Biodiesel Market: Challenges & Prospects

Biodiesel fuels contain fatty acid alkyl/methyl esters, based on renewable and biodegradable biomass. The main pathways for biodiesel production include either chemical methods (e.g., via reactions of esterification and transesterification in the presence of methanol and catalysts) or enzymatic methods (e.g., lipase-based transesterification process). Biodiesel fuels can become a viable alternative to fossil crude oils and petroleum-derived diesel. This trend is driven by multiple factors, but primarily by a rise in environmental and health concerns among the population of practically all countries. It is also supported by environmental laws, regulations, and policy, like the U.S. Energy Policy Act of 2005, which incentivised biodiesel production in the USA. This has laid a robust foundation for the development of the global biofuel market, which will grow from the current level of about USD 120 billion to over USD 200 billion by the end of this decade. Combined, U.S. and Brazil account for over 70% of the global biofuel production. Concerning the biodiesel production, the combined share of the U.S. and Brazil is almost 40%.

Key biodiesel-producing countries, 2021

Despite the bright prospects, the biodiesel market is faced with multiple challenges, associated with complex dynamics of various interconnected factors.
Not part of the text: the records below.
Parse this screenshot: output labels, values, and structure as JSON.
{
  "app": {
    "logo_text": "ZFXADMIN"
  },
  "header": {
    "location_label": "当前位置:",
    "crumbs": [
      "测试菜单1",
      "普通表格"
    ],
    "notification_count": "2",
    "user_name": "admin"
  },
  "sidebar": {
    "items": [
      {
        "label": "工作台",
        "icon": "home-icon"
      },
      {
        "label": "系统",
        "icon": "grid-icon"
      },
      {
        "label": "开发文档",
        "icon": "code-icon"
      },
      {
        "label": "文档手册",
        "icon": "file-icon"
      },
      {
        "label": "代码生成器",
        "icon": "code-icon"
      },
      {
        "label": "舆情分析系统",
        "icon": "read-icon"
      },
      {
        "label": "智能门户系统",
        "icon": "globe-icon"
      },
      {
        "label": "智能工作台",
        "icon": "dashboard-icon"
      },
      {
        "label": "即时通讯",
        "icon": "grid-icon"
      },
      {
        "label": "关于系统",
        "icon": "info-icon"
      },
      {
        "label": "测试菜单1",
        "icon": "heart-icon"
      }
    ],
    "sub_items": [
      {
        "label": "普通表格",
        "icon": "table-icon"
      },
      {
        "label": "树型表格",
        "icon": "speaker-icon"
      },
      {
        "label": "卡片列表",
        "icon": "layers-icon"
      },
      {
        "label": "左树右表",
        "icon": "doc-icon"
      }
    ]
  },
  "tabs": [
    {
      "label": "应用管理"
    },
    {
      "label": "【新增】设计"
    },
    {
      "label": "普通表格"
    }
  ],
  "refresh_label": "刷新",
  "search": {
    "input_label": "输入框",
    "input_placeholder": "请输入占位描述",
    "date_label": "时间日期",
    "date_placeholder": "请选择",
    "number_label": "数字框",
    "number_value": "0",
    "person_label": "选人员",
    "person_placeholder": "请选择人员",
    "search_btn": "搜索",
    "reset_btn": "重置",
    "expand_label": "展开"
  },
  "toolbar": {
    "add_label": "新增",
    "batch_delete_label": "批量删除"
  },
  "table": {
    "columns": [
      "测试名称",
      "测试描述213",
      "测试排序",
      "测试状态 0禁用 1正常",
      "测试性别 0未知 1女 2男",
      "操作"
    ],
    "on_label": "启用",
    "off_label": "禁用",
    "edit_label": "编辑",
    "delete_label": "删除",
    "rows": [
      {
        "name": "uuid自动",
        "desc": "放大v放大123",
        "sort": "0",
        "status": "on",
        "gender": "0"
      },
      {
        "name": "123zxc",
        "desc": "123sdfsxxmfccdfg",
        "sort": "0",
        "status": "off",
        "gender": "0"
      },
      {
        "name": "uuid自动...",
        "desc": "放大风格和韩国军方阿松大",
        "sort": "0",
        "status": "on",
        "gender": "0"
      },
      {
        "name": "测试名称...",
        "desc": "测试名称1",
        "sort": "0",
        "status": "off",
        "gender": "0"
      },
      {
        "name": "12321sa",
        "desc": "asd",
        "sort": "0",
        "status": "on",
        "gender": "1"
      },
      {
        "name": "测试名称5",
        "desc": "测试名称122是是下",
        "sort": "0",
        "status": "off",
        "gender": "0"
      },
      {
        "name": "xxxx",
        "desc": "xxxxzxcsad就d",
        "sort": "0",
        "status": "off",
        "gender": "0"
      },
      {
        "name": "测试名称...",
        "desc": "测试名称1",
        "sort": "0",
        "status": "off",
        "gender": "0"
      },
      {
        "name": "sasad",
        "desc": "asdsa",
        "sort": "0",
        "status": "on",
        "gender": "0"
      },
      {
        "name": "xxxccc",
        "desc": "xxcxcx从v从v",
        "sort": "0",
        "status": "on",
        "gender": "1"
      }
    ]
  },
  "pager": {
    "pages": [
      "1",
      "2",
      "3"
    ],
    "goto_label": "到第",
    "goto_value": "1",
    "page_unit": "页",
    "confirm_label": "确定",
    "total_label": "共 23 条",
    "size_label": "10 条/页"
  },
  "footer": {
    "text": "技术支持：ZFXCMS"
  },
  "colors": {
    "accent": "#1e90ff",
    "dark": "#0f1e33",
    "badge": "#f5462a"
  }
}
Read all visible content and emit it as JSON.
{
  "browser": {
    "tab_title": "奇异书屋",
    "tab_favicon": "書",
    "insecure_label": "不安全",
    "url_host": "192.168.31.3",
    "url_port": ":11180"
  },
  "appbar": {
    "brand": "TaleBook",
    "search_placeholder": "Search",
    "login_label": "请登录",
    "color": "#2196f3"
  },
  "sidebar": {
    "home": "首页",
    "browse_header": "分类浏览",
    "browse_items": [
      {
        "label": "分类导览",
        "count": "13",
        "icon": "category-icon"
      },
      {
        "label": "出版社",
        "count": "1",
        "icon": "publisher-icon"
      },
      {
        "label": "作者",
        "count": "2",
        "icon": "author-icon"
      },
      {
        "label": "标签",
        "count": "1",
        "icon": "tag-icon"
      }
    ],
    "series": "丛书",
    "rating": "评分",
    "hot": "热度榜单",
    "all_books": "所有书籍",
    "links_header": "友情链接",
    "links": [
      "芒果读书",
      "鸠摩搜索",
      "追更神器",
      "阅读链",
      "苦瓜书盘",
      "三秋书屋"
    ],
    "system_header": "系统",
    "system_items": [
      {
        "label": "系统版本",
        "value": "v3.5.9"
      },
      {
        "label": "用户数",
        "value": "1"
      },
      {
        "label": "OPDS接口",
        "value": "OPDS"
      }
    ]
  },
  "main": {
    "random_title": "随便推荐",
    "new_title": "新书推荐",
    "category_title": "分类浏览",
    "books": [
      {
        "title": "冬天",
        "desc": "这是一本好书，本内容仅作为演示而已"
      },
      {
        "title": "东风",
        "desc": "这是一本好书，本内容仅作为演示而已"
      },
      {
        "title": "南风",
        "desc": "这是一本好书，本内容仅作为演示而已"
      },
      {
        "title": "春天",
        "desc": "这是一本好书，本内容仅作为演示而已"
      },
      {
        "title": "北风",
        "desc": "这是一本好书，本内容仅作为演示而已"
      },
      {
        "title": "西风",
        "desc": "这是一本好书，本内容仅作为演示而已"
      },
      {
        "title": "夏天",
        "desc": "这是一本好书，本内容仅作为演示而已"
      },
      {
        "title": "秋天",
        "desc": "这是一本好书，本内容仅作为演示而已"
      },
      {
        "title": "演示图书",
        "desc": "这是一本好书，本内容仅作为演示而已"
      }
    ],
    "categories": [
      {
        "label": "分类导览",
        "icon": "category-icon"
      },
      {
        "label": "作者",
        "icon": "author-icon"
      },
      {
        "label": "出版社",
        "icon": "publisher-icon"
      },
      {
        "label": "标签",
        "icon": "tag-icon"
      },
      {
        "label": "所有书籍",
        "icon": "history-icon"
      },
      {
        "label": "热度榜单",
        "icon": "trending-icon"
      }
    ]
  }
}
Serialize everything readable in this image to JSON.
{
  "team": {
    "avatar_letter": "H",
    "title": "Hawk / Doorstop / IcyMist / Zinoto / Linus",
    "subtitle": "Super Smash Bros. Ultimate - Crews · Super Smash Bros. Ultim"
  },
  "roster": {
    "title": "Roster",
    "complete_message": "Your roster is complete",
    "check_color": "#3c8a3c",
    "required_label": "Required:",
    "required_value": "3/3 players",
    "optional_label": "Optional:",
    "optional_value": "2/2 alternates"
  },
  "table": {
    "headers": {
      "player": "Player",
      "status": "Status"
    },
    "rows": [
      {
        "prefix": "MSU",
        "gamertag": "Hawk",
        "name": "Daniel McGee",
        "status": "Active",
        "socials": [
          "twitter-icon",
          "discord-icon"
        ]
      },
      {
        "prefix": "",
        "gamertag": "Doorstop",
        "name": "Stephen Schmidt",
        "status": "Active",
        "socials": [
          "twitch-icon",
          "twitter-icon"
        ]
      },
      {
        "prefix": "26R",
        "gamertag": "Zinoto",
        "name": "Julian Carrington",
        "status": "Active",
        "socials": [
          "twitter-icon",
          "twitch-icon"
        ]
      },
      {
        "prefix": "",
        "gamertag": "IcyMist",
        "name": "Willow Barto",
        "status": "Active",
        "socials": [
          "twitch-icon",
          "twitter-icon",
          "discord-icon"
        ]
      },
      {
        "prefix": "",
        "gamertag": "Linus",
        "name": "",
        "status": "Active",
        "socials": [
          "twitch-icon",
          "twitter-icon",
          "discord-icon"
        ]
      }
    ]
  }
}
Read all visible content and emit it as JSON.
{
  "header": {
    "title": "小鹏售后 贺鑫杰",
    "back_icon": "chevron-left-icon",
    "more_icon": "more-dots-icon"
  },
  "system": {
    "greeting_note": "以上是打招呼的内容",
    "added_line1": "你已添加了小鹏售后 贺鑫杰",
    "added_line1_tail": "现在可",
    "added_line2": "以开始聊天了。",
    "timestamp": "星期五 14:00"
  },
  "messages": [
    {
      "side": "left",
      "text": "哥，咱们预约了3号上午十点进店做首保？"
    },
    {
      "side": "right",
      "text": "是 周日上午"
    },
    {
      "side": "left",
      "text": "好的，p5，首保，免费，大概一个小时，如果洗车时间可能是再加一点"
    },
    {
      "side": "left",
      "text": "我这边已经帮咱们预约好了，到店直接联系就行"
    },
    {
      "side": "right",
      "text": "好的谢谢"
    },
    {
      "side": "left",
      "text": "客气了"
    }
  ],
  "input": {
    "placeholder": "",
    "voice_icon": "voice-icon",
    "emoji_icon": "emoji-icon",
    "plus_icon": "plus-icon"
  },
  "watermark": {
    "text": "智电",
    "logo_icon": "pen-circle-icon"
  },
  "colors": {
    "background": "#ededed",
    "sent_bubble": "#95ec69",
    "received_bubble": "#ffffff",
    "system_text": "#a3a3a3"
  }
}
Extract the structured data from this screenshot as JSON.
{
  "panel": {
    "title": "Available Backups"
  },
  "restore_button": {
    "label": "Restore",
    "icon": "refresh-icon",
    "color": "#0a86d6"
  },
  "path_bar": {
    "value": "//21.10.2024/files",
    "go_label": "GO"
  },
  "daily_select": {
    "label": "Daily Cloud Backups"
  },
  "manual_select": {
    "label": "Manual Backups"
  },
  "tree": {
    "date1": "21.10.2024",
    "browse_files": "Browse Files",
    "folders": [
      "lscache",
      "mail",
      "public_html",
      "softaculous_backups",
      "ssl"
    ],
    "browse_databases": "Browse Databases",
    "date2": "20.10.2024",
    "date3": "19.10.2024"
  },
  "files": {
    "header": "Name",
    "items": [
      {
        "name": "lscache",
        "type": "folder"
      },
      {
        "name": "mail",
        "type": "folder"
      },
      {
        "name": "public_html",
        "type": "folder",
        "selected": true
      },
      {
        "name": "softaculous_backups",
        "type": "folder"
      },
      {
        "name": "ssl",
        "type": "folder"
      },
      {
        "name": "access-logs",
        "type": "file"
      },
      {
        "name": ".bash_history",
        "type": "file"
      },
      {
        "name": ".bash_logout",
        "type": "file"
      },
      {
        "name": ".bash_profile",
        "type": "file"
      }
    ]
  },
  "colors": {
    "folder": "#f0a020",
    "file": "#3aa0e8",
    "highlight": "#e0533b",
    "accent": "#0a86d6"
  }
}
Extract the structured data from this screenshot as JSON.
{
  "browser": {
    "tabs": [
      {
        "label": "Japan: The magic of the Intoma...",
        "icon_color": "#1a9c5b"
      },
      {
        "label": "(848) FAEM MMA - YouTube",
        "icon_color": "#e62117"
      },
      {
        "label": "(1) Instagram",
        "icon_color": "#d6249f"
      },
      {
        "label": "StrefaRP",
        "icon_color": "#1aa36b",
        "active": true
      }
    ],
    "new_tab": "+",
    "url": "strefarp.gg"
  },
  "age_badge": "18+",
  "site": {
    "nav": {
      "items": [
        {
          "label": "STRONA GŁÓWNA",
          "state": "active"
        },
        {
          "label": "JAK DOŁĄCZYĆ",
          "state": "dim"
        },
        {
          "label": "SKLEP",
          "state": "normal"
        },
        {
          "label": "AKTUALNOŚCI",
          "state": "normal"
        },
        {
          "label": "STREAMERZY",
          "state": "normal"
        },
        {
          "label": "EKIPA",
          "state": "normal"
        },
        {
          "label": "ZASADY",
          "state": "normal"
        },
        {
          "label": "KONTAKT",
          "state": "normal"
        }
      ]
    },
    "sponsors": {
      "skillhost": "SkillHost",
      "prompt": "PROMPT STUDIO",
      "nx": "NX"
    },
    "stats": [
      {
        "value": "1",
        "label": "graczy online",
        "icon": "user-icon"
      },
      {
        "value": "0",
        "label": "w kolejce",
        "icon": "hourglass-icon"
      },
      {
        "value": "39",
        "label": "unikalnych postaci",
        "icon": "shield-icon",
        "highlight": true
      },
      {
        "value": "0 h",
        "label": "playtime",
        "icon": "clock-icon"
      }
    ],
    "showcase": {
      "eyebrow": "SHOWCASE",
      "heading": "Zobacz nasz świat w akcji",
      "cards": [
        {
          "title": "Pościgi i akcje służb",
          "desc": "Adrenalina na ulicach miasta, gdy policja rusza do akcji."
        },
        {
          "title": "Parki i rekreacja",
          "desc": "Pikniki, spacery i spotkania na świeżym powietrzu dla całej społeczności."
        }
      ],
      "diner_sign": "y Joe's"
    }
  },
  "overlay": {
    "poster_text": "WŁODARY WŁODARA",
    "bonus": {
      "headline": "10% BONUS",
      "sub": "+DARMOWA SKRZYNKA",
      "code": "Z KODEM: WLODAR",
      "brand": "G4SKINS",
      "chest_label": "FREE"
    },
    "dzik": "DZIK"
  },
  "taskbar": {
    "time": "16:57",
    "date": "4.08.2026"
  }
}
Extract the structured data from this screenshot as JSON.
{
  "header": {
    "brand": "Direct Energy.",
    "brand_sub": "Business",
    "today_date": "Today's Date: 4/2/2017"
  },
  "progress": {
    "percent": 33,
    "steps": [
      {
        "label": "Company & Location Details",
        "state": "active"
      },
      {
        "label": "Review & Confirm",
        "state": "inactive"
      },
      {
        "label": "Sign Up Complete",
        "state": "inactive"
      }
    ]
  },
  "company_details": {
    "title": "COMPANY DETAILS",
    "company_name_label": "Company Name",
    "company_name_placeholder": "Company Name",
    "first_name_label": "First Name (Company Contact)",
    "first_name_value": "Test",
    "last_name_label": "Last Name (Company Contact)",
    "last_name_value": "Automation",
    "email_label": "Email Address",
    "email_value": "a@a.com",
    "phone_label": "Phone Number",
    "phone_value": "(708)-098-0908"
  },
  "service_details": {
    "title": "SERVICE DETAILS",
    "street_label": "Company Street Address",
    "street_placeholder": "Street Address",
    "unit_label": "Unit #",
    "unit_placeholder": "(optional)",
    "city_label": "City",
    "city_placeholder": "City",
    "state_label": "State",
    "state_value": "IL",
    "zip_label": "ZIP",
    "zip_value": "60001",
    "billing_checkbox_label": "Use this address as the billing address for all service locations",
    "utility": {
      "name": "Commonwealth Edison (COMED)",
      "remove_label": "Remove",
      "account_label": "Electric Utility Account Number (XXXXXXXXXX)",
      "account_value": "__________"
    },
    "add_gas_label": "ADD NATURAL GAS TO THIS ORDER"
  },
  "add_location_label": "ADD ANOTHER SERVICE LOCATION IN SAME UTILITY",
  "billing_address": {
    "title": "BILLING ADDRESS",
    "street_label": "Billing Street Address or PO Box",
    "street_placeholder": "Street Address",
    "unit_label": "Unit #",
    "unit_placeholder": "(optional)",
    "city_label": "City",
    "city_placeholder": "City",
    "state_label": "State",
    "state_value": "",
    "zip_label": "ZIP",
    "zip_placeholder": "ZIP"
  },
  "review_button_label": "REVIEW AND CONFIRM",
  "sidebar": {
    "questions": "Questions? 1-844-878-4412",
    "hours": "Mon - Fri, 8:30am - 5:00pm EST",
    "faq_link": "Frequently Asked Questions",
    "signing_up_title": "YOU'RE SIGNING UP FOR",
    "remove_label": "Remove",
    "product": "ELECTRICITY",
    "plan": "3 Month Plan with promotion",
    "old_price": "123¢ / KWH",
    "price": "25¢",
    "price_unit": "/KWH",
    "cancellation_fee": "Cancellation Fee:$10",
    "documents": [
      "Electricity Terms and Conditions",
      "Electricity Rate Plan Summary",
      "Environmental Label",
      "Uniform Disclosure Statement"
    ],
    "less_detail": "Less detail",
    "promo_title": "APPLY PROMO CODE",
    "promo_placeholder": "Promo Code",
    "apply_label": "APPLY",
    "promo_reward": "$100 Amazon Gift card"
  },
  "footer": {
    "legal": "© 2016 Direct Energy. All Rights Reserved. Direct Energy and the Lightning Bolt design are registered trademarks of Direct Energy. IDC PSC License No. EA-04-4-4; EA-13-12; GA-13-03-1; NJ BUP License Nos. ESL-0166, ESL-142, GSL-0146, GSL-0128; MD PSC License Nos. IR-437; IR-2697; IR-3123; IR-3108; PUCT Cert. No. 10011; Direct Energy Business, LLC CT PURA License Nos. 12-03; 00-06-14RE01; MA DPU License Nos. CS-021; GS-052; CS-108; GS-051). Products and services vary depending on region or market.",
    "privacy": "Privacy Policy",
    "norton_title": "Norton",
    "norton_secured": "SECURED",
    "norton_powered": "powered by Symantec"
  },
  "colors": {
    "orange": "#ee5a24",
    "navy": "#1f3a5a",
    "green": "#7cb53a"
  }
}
For instance, the costs of bio-feedstock, like plant-derived oils, account for up to 85% of the total biodiesel production costs, which makes the market especially sensitive to the availability of such feedstock and its productivity via existing technologies. This raises a very important question of how the biodiesel fuel industry will co-exist with the food industry in their competition for the identical feedstock, that is edible oils (e.g., rapeseed, palm oil, etc.). Edible oils constitute a major biodiesel feedstock, in contrast to other biodiesel sources like recycled oils and animal fats. This issue of competition between the food and biofuel industries will be looming large in 2022 as the probability of the global food crisis looks highly veritable this year, buoyed by the low harvests in 2021 and persistently low fertilizer supply in 2021 and Q1 2022. The limited supply of crop-based feedstock and the rise in its costs have already boosted prices for biodiesel fuel in multiple places of the world. Consequently, the use of non-edible oils, waste oils, micro-algal oils (incl. genetically modified), and other innovative bio-based solutions will generate biodiesels for the next and more advanced generations. Therefore, various issues related to biodiesel production technologies are quintessential, while these technologies may turn out to be highly prospective (for instance, the use of biocatalysts instead of chemical catalysts), though their effective commercialization is still a matter of future.

Despite these challenges, multiple key players in the petrochemical market are eager to significantly contribute to biofuel production. To illustrate this point, one can mention Shell, which will build an 820k mty biofuels facility in the Netherlands at the site of its refinery complex, formerly known as the Pernis plant. Planned to come onstream in 2024, this facility will become one of the biggest in Europe to produce sustainable aviation fuel and renewable diesel made from waste. This is an example of transforming a traditional refinery into a sustainable energy park focused on the production of biofuels.

More information on the global biodiesel market can be found in the in-demand research report “Biodiesel: 2022 World Market Outlook and Forecast up to 2031”.